He has a wingspan measured at 7'5", which puts him near the top of the league. If LeBron has the mass to cover virtually anyone, Durant has the length. Like a young LeBron, his defensive commitment is questionable. But also like LeBron, he is sure to improve this area as he continues growing.

Durant is currently averaging 29.8 ppg, 7.34 rpg, and 2.96 apg. James averaged similar numbers his third year, including steals and blocks, though with a significant edge in assists. Offensive facilitation is one area I believe that James proves himself more valuable than Durant. But Durant's free throw percentage (88%) is already much higher than LeBron's career best (78%), further giving legitimacy to the argument of him as a more efficient offensive weapon.

His three-point percentage (37.6%) and overall field goal percentage (48%) are alarmingly high for such a young, prolific scorer. LeBron himself has never averaged better than 35% from three-point land. At only 21, if Durant can further develop his three-point stroke into the 40% to 43% range, he could in fact be considered more lethal than the King.


When a question of this nature is asked, most tend to choose the younger of the two players. Kevin Durant has at least a decade of dominance in front of him, and his reliance on jump-shooting means he has potential to be effective extraordinarily late in his career as a post player (Michael Jordan, anyone?).

LeBron has less time left, though only by a few seasons; he also possesses the athletic ability to have a longer, more consistently-dominant career than anyone in history. He has proven he can make big shots and literally carry a team on his back while also possessing a significant edge in ball-handling and a slight edge in own-shot-creation, abilities vital to a franchise player.  

I am anxious to see how Durant responds to the playoff pressure, particularly in the Wild Wild West. If he chokes or folds up, it won't necessarily settle the debate, but it'll most certainly influence it.

A franchise player, no matter how young, needs to perform well when it matters most.

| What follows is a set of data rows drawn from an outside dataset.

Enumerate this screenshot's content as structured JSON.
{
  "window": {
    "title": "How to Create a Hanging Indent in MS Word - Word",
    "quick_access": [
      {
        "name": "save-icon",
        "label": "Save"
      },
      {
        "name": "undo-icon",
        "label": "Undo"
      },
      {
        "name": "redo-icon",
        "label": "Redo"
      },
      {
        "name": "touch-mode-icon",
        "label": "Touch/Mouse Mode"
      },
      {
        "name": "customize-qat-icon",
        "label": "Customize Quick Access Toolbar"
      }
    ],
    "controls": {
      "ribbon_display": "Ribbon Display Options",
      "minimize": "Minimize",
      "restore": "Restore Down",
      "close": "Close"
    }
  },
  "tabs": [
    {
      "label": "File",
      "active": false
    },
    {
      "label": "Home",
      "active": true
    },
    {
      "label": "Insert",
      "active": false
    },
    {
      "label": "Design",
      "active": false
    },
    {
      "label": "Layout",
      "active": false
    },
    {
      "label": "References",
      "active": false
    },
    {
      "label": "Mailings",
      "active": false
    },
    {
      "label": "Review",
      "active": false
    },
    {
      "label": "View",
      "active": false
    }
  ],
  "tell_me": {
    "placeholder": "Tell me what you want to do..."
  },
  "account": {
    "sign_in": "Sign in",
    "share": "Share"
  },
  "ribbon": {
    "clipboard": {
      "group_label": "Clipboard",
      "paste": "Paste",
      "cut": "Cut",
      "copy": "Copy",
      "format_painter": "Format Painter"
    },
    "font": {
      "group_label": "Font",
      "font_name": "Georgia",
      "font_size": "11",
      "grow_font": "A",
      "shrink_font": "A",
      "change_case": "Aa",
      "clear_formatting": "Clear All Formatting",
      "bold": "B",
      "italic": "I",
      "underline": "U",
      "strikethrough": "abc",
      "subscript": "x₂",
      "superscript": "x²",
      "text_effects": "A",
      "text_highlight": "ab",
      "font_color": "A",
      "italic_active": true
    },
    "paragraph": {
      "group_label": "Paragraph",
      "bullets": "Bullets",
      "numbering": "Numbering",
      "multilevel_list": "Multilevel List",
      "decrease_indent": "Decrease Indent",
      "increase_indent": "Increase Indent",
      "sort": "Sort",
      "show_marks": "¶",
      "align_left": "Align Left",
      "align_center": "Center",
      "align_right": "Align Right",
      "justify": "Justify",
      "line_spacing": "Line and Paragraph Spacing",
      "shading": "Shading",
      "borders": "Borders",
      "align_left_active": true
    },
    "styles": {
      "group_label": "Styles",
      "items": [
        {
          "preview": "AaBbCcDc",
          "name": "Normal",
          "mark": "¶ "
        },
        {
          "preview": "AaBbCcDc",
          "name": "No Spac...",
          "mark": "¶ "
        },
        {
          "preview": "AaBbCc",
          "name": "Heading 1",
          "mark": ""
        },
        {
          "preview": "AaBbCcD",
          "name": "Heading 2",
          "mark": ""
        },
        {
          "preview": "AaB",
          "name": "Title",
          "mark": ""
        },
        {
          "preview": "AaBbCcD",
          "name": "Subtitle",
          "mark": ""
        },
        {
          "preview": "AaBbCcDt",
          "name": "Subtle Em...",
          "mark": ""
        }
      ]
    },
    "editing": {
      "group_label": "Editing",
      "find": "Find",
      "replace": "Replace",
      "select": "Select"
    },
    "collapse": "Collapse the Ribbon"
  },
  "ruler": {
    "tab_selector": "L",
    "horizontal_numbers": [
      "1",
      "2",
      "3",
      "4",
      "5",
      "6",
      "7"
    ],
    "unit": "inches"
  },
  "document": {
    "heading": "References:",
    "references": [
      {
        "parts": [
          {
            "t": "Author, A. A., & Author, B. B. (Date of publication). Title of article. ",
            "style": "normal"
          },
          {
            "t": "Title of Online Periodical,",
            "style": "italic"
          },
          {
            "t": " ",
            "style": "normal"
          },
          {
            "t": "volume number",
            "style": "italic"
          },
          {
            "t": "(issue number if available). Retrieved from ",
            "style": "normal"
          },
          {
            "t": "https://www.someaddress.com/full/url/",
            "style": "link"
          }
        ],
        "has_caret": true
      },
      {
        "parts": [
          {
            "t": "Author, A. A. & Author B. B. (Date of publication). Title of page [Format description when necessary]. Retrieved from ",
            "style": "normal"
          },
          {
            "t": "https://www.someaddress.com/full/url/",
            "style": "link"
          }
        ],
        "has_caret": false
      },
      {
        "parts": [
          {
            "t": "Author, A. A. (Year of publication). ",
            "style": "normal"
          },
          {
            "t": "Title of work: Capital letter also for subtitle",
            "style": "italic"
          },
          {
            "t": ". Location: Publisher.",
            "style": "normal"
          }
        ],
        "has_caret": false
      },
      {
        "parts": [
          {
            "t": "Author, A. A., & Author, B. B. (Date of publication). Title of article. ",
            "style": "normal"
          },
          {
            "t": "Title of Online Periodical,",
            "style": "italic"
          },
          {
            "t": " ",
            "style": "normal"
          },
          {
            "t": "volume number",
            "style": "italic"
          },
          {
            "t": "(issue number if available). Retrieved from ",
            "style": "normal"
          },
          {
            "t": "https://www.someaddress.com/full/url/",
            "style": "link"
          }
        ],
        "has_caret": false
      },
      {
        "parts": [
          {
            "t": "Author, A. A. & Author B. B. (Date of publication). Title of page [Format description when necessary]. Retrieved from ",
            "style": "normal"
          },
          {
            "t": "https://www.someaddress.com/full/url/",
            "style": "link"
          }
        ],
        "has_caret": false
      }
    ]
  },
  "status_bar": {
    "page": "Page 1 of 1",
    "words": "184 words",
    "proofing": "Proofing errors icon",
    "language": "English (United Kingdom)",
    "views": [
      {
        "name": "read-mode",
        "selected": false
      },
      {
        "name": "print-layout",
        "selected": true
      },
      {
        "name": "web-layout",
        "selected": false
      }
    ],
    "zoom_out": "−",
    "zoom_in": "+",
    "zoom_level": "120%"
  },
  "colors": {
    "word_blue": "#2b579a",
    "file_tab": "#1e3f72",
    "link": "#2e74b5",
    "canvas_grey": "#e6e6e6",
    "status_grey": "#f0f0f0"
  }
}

VERDICT:  LEBRON JAMES. Too fast, too strong, too much of a chip on his shoulder, too able to tear through hard-nosed, defensive drapery. While KD appears to have the ability to guide my team to the Finals, I prefer the proven player who is going to drag them there.